**Work order:**
Check each line below for the word "Pilih" and give the number of lines that have it, nothing more.

** Material provided follows **

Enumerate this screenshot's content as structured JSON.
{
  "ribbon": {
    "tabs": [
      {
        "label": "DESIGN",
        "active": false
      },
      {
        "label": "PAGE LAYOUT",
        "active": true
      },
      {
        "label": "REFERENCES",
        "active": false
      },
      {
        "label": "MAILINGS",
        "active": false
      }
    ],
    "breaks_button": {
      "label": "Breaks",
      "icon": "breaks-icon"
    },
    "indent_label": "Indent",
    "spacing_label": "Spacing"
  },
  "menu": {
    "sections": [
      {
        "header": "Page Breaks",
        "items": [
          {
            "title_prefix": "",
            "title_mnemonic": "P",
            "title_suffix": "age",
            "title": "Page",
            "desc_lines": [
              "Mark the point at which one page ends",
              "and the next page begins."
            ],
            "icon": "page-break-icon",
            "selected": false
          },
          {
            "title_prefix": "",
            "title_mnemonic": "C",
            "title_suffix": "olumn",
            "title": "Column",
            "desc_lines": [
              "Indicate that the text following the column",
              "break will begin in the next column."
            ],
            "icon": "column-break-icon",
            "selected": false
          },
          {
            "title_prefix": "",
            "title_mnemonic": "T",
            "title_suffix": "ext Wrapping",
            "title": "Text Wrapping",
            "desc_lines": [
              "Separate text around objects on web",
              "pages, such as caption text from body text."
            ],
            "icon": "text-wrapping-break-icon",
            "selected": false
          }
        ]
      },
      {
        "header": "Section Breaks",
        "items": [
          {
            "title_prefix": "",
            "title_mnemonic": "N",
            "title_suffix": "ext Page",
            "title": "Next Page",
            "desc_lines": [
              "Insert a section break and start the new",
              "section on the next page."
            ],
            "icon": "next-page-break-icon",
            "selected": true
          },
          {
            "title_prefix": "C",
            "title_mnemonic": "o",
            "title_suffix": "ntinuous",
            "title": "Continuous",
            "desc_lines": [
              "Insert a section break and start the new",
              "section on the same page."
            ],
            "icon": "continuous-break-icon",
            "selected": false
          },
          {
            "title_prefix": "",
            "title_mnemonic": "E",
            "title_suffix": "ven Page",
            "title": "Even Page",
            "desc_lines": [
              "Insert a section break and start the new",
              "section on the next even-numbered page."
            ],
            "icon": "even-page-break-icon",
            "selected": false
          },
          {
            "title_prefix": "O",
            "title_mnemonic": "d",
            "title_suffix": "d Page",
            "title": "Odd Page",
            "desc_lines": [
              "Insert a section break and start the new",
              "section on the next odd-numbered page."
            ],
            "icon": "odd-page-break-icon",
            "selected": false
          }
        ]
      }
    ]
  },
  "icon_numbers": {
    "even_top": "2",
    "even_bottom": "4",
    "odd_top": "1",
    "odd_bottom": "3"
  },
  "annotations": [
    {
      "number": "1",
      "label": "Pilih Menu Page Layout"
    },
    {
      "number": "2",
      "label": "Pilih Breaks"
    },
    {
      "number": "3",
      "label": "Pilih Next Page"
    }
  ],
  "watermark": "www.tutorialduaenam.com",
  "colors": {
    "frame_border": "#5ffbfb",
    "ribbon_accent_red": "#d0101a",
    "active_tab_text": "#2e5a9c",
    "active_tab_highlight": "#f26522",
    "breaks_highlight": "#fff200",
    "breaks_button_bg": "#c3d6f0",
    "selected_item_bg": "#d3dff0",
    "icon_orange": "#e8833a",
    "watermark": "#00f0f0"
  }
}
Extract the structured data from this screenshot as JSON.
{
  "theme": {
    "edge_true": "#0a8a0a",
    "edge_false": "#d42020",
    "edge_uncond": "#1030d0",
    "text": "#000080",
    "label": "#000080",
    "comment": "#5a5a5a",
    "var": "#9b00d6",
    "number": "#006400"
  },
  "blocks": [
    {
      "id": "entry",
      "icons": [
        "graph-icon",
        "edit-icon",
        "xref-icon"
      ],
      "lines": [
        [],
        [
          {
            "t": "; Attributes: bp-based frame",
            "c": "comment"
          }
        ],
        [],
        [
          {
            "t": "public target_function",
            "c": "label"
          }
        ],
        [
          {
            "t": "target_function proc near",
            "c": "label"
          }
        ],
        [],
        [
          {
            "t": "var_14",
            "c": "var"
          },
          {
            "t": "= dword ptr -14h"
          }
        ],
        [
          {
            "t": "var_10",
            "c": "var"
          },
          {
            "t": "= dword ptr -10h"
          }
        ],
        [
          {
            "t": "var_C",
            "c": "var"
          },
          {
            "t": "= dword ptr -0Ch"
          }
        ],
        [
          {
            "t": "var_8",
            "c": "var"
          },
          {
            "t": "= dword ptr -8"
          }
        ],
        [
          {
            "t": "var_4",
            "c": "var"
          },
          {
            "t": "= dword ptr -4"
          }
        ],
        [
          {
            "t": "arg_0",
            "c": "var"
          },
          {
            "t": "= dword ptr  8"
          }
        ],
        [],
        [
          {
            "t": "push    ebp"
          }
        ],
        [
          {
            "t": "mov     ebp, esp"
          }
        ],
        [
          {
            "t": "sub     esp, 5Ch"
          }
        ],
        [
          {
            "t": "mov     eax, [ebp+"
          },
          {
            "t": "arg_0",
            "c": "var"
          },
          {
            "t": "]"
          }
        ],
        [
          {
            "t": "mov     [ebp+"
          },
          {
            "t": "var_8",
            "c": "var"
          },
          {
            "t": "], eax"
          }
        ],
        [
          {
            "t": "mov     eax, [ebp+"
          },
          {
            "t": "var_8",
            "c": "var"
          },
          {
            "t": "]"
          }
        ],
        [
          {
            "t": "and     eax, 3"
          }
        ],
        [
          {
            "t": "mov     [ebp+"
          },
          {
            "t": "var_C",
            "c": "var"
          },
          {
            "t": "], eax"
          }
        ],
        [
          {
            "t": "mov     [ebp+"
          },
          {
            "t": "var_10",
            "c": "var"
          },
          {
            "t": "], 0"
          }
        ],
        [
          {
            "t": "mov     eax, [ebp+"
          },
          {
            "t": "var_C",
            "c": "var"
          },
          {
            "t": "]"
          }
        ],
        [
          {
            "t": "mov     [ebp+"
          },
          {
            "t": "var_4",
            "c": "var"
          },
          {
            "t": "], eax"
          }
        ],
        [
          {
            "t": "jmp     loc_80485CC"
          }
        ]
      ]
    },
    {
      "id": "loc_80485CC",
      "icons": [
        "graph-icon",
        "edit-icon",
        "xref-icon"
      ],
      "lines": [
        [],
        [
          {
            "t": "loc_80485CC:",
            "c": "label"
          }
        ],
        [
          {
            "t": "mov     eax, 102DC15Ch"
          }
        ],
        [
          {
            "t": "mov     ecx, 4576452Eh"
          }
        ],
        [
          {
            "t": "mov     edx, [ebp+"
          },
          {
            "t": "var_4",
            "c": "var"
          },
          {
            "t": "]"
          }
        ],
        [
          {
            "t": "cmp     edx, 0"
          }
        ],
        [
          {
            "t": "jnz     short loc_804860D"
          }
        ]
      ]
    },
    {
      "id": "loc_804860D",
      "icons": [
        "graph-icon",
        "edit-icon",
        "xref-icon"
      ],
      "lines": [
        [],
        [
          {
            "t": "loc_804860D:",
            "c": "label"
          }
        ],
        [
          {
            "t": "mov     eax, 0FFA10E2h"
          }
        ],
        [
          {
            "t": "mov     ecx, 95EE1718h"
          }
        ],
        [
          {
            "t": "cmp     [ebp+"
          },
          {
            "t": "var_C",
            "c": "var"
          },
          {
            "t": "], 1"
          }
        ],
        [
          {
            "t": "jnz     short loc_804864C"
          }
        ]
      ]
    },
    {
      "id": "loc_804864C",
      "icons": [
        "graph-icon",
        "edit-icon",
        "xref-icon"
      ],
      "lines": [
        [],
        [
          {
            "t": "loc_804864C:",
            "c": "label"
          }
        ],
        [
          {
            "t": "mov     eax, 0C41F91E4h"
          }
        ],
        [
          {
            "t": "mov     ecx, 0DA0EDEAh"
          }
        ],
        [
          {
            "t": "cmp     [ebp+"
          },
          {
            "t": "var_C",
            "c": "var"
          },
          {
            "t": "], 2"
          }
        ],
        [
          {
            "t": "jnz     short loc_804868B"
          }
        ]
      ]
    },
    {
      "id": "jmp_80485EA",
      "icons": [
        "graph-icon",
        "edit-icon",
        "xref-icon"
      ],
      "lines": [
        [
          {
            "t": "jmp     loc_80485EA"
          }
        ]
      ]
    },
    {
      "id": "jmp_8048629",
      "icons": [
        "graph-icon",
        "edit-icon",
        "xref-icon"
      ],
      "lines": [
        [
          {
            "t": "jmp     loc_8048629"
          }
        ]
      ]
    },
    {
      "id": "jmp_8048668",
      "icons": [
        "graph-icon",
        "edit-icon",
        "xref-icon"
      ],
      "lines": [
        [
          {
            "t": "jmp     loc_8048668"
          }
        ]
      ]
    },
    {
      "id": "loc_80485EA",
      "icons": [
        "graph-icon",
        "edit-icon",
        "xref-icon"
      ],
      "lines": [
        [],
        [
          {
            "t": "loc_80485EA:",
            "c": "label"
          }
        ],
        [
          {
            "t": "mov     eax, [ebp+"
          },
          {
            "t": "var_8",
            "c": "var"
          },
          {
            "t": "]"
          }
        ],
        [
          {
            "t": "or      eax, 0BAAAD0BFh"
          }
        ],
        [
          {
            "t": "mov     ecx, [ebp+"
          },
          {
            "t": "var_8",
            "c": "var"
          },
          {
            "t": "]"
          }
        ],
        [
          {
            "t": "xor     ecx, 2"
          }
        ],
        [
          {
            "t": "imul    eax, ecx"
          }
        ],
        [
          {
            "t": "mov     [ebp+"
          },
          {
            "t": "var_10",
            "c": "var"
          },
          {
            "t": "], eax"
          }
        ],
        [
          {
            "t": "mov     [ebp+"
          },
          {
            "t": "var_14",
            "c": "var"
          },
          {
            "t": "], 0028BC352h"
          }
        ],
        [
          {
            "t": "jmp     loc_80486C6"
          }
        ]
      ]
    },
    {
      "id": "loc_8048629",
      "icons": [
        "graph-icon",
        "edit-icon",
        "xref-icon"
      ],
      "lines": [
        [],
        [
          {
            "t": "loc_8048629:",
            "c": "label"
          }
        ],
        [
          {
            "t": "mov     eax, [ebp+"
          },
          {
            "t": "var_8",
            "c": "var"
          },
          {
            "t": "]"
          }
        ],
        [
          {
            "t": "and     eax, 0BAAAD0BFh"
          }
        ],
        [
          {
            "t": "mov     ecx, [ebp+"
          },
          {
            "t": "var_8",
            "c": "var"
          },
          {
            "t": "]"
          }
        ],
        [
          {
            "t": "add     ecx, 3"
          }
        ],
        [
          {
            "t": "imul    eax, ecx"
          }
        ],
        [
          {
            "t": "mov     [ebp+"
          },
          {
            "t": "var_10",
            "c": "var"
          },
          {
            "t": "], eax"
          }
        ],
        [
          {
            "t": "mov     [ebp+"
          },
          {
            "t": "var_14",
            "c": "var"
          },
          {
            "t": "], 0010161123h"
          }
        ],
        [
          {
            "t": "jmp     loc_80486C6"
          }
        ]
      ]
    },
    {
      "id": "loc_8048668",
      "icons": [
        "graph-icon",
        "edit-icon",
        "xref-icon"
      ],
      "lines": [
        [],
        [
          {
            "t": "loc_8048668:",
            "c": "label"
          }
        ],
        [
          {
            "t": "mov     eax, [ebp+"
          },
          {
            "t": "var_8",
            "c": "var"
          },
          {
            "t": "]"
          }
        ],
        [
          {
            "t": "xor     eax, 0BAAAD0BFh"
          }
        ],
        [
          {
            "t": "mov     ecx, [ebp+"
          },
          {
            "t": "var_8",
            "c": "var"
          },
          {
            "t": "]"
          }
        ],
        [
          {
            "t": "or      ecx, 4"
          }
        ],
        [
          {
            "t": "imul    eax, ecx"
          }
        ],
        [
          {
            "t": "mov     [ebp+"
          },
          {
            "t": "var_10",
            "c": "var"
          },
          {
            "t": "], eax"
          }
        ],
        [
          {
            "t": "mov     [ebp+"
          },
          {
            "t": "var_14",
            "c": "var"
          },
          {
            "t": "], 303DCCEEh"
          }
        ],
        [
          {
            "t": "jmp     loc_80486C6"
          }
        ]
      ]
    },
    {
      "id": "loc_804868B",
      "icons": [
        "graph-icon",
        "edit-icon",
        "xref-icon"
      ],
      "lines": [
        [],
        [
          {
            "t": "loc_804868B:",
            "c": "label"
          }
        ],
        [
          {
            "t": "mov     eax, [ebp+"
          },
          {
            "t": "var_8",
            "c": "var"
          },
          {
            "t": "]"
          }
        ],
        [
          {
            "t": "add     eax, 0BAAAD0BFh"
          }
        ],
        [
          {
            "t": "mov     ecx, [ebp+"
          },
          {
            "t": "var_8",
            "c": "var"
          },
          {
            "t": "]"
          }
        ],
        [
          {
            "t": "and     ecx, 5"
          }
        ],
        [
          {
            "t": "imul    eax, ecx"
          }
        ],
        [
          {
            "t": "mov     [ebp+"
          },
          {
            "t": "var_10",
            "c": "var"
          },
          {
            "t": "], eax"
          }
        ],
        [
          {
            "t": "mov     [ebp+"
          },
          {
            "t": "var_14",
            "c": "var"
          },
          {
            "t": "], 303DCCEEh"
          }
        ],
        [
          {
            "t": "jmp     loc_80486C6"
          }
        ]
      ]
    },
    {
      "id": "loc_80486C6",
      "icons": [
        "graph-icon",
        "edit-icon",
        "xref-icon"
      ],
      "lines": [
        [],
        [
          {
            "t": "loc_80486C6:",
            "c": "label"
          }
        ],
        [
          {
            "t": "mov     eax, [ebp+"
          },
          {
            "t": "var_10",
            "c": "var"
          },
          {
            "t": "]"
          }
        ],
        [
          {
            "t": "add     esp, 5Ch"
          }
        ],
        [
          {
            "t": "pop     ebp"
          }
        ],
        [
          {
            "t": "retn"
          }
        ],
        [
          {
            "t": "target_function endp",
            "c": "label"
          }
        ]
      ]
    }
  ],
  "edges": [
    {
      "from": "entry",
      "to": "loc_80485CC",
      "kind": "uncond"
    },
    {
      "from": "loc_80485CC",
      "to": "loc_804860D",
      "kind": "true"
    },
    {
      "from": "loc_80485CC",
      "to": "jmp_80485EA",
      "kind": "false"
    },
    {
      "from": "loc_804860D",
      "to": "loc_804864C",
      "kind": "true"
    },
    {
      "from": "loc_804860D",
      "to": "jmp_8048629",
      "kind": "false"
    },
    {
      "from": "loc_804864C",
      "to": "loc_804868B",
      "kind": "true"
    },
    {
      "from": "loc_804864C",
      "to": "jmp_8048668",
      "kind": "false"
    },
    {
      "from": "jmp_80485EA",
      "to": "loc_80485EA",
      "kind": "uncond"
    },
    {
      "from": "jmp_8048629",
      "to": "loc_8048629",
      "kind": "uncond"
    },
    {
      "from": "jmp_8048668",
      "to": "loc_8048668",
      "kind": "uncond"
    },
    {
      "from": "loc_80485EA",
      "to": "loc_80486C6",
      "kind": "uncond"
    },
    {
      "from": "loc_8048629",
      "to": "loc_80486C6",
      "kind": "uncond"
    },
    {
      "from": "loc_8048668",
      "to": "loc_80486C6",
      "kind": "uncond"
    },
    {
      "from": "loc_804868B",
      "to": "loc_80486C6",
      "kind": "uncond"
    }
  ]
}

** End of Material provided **

**Written response:**
3